──────── DATASET RECORDS ────────

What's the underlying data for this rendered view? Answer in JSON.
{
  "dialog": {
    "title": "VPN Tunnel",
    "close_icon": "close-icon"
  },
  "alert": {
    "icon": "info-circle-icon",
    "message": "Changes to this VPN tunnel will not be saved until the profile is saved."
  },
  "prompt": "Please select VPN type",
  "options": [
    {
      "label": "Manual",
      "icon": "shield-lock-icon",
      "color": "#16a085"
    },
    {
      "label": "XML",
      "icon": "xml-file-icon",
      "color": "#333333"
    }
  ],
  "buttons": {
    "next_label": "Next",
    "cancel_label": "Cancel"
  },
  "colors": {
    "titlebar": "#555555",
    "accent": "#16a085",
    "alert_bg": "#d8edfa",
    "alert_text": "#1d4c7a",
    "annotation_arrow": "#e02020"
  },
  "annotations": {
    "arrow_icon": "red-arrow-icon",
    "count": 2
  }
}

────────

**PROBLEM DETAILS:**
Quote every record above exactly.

**SOLVED PROBLEM:**
What's the underlying data for this rendered view? Answer in JSON.
{
  "dialog": {
    "title": "VPN Tunnel",
    "close_icon": "close-icon"
  },
  "alert": {
    "icon": "info-circle-icon",
    "message": "Changes to this VPN tunnel will not be saved until the profile is saved."
  },
  "prompt": "Please select VPN type",
  "options": [
    {
      "label": "Manual",
      "icon": "shield-lock-icon",
      "color": "#16a085"
    },
    {
      "label": "XML",
      "icon": "xml-file-icon",
      "color": "#333333"
    }
  ],
  "buttons": {
    "next_label": "Next",
    "cancel_label": "Cancel"
  },
  "colors": {
    "titlebar": "#555555",
    "accent": "#16a085",
    "alert_bg": "#d8edfa",
    "alert_text": "#1d4c7a",
    "annotation_arrow": "#e02020"
  },
  "annotations": {
    "arrow_icon": "red-arrow-icon",
    "count": 2
  }
}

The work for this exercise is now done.